The main Uganda’s attraction is the endangered mountain gorilla which numbered to about 350 half pf the worlds, the bulkiest of living primates and among the most peaceable. Staring into the pensive brown eyes of these gentle giants, who share 95% of their genes with humans, is as humbling as its thrilling no less so when one realizes that fewer than 700 individuals survive, divided between Bwindi National park and the Virunga Mountains.
Within Uganda eight habituated Gorilla troops- seven in Bwindi and one in Mgahinga National park- can be visited by a total of 64 visitors daily.

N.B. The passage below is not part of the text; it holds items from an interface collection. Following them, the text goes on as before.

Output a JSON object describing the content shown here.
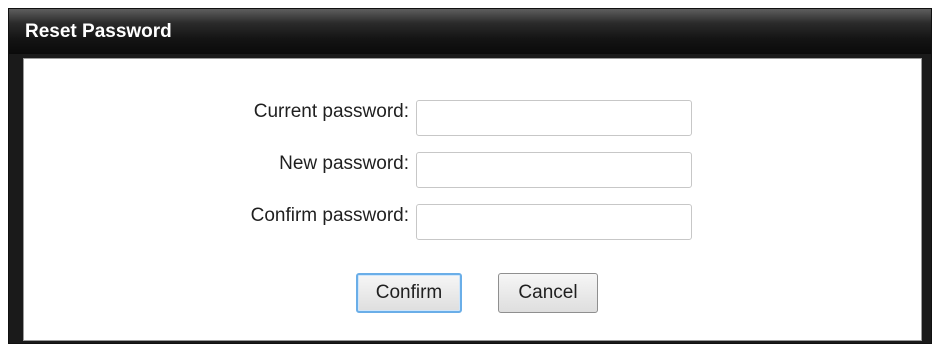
{
  "dialog": {
    "title": "Reset Password"
  },
  "form": {
    "current_password": {
      "label": "Current password:",
      "value": ""
    },
    "new_password": {
      "label": "New password:",
      "value": ""
    },
    "confirm_password": {
      "label": "Confirm password:",
      "value": ""
    }
  },
  "buttons": {
    "confirm_label": "Confirm",
    "cancel_label": "Cancel"
  },
  "colors": {
    "titlebar": "#141414",
    "title_text": "#ffffff",
    "focus_border": "#6aaee8"
  }
}
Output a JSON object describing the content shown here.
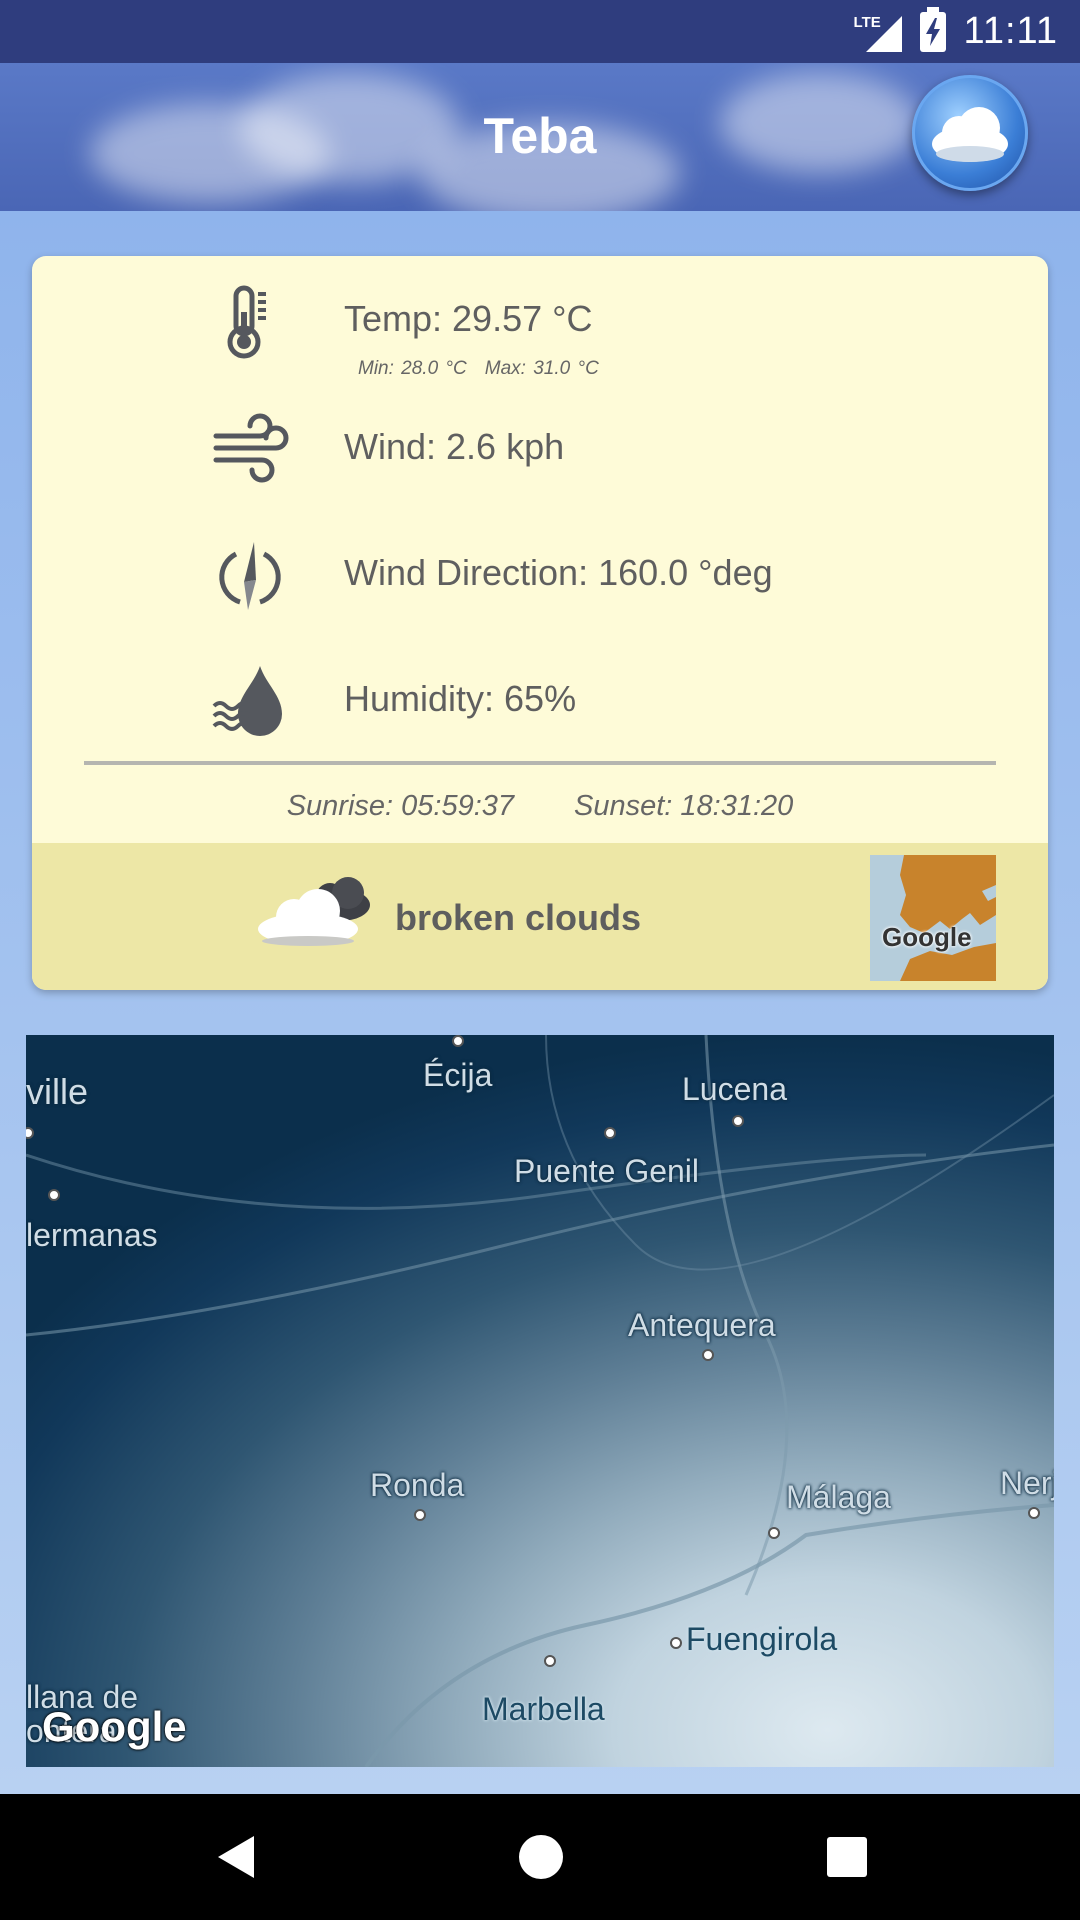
{
  "status": {
    "network": "LTE",
    "time": "11:11"
  },
  "app": {
    "title": "Teba"
  },
  "weather": {
    "temp": "Temp: 29.57 °C",
    "min": "Min: 28.0 °C",
    "max": "Max: 31.0 °C",
    "wind": "Wind: 2.6 kph",
    "wind_direction": "Wind Direction: 160.0 °deg",
    "humidity": "Humidity: 65%",
    "sunrise": "Sunrise: 05:59:37",
    "sunset": "Sunset: 18:31:20",
    "description": "broken clouds"
  },
  "minimap": {
    "logo": "Google"
  },
  "map": {
    "logo": "Google",
    "cities": [
      "ville",
      "Écija",
      "Lucena",
      "Puente Genil",
      "lermanas",
      "Antequera",
      "Ronda",
      "Málaga",
      "Nerj",
      "Fuengirola",
      "Marbella",
      "llana de",
      "ontera"
    ]
  },
  "icons": {
    "temp": "thermometer-icon",
    "wind": "wind-icon",
    "direction": "compass-icon",
    "humidity": "humidity-drop-icon",
    "weather": "broken-clouds-icon",
    "fab": "cloud-icon"
  }
}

Uganda is also home to the mans’ closest relatives the chimpanzees, a delightful ape whose evocative pant-hoot call is definitive sound of the African rainforest. Chimpanzee communities have been habituated for visitors in Kibale Forest National Park, Budongo, and forest in Murchison falls, Queen Elizabeth National park in the Kyambura gaurge, Semuliki Game reserve and for purposes of research there are rescued chimps on the Islands of Ngamba, known as orphanage, rescued from their porches, just a 45 minutes ride by traditional boat to the Island
Monkeys are exceptional well represented in Uganda. Indeed, Kibale forest boasts the greatest primate variety and density in East Africa, with five or six species likely to be observed over course of one afternoon walk. Else where Mgahinga National Park hosts habituated troops of golden Monkey, while Murchison falls is one of the few East African Strong holds for the spindly, plains-dwelling patas monkey. The fossilized 20 million-year-old bones of morotopithecus, the earliest known ancestor of modern apes and humans, were unearthed in the 1960s near Moroto in Eastern Uganda, and are now housed in the National museum in Kampala